(INPUT DATA)

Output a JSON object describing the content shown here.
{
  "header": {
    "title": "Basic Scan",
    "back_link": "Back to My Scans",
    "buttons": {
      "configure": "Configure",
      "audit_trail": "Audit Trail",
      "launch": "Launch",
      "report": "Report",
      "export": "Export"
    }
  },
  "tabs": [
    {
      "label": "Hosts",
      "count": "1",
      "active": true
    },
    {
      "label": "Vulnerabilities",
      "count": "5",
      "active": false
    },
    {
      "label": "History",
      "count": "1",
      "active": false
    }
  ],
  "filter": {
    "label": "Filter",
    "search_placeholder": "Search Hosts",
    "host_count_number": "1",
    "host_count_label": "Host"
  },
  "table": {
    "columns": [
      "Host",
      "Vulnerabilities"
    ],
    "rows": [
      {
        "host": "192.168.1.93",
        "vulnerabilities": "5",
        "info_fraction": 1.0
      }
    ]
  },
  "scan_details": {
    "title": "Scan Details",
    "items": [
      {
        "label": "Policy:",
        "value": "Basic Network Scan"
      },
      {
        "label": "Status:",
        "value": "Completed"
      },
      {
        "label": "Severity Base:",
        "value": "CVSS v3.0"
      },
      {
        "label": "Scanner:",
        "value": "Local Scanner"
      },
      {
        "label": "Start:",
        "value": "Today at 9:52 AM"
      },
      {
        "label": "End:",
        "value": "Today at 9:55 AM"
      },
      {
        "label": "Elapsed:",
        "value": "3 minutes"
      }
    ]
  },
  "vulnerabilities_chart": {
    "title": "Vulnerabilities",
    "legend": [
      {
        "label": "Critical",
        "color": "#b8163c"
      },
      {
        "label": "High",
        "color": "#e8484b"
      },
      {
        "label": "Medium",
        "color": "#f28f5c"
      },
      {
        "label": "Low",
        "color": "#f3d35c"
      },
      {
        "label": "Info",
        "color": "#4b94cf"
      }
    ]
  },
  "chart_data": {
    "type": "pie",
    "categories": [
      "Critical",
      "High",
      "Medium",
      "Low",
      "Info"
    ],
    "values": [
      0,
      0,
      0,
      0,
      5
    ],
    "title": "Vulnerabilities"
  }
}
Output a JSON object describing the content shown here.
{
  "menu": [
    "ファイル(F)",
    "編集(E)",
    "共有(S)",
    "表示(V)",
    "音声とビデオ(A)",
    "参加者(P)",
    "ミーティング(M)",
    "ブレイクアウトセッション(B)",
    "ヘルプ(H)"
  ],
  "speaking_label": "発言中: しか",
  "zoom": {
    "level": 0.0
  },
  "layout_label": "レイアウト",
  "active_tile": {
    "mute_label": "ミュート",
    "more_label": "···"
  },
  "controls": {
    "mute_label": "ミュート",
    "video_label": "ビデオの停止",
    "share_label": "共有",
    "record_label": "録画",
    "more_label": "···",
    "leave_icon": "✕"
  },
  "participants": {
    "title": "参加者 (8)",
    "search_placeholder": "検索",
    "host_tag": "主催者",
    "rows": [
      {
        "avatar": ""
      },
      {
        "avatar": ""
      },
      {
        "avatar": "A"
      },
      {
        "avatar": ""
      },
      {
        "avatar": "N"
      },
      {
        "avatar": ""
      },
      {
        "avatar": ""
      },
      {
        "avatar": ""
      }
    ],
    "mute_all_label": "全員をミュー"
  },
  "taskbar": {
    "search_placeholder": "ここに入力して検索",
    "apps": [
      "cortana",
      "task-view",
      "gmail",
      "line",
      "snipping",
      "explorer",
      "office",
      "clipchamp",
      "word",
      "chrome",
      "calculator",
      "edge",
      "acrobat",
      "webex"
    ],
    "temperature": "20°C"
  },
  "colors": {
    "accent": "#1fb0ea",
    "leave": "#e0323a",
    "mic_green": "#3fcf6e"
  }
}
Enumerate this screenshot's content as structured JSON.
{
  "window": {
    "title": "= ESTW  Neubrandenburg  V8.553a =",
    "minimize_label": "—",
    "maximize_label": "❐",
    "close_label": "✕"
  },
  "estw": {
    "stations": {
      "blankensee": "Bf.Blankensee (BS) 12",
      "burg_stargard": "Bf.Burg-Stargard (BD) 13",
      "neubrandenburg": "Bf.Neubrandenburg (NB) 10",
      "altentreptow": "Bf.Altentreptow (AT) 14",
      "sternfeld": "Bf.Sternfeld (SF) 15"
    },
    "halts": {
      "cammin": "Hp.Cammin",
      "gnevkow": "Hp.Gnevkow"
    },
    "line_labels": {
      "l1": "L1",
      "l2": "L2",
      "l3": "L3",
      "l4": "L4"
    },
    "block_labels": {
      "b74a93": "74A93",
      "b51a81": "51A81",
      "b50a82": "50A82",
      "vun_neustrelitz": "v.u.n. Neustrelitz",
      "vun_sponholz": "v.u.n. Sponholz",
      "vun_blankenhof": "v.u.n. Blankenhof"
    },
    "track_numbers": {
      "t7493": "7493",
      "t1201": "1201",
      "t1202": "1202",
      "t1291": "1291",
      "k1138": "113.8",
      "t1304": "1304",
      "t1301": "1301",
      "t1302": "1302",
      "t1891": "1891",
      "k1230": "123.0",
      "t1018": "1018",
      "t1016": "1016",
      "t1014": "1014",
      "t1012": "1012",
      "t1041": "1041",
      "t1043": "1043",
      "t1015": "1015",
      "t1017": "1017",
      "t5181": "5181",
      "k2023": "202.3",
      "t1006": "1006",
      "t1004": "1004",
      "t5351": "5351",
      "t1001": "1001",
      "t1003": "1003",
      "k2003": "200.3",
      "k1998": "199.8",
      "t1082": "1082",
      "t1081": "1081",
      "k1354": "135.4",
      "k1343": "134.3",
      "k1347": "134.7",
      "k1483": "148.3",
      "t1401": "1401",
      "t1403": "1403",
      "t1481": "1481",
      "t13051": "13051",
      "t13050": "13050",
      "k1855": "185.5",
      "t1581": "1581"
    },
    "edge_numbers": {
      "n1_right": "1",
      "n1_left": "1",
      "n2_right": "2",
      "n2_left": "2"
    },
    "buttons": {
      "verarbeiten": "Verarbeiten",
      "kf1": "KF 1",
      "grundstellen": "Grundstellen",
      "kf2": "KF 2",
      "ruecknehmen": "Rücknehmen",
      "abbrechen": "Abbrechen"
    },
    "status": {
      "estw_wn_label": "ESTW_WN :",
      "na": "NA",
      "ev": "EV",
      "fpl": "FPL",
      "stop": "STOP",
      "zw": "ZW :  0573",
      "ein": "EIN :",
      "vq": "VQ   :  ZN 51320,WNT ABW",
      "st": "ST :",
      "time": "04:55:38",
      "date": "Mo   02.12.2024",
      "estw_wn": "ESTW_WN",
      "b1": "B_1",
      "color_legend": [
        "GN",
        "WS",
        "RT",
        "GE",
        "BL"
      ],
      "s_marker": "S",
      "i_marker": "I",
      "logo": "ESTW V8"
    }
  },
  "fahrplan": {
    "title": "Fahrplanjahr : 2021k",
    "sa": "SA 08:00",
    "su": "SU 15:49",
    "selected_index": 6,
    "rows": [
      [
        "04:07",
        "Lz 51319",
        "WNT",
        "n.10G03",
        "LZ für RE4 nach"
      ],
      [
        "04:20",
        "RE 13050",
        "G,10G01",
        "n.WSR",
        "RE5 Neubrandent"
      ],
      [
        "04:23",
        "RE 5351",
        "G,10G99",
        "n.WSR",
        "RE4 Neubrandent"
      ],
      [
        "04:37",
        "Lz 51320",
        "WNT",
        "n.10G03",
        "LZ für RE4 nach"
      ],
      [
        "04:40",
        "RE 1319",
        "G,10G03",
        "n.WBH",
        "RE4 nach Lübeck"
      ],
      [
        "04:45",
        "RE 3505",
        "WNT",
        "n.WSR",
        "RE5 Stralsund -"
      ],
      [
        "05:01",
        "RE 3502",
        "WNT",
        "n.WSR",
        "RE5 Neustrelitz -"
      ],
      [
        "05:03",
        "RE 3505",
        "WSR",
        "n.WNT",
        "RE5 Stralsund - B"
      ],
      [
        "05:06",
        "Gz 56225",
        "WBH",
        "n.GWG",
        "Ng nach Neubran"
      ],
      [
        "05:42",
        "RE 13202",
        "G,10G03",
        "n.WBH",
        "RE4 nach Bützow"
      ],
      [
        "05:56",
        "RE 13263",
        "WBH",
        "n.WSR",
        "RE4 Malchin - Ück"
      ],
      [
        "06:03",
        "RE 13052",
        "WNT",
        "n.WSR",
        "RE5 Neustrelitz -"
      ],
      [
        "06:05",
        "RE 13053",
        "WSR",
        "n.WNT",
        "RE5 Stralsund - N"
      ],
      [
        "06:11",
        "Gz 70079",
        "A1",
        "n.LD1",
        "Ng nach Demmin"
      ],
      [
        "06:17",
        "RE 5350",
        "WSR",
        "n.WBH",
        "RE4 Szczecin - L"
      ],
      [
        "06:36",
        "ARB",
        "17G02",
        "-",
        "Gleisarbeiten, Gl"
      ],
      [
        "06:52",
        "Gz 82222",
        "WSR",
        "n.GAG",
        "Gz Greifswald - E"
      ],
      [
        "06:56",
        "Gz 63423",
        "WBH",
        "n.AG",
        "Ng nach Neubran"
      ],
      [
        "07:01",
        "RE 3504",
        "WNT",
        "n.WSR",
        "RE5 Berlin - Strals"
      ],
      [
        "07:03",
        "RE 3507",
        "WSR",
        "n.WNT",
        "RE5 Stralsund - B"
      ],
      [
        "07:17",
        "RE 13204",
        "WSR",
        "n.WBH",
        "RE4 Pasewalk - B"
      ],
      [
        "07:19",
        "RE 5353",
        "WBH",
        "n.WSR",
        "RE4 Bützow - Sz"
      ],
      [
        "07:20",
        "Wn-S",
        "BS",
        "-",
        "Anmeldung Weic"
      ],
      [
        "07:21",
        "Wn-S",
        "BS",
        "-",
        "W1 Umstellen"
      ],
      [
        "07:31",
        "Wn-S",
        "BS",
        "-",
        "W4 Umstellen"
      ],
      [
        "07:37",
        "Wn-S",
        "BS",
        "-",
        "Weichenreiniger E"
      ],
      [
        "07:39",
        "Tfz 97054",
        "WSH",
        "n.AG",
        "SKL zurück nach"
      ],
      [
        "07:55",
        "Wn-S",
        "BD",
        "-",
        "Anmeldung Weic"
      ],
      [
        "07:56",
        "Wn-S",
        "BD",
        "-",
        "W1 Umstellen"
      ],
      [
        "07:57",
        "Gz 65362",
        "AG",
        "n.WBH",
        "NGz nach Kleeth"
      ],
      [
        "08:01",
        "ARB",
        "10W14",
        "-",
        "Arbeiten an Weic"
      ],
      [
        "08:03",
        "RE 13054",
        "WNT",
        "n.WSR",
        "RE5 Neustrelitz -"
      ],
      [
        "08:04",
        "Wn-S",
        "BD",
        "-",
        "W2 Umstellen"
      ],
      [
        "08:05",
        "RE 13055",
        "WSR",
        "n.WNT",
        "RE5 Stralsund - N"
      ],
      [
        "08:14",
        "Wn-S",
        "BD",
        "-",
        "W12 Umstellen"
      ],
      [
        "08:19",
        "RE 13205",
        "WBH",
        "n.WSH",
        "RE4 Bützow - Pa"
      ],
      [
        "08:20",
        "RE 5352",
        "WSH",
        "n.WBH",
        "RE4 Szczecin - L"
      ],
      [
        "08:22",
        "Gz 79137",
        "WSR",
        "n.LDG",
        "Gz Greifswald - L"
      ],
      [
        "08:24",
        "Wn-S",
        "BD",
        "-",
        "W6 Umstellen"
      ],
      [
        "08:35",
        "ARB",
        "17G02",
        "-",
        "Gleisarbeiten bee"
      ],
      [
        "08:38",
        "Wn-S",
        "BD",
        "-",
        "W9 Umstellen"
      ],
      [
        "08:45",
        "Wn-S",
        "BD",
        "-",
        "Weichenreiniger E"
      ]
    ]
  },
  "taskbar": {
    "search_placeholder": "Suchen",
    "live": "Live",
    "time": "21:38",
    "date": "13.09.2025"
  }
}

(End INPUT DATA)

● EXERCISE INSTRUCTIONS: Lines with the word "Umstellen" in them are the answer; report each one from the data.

● TASK OUTPUT:
        "W1 Umstellen"
        "W4 Umstellen"
        "W1 Umstellen"
        "W2 Umstellen"
        "W12 Umstellen"
        "W6 Umstellen"
        "W9 Umstellen"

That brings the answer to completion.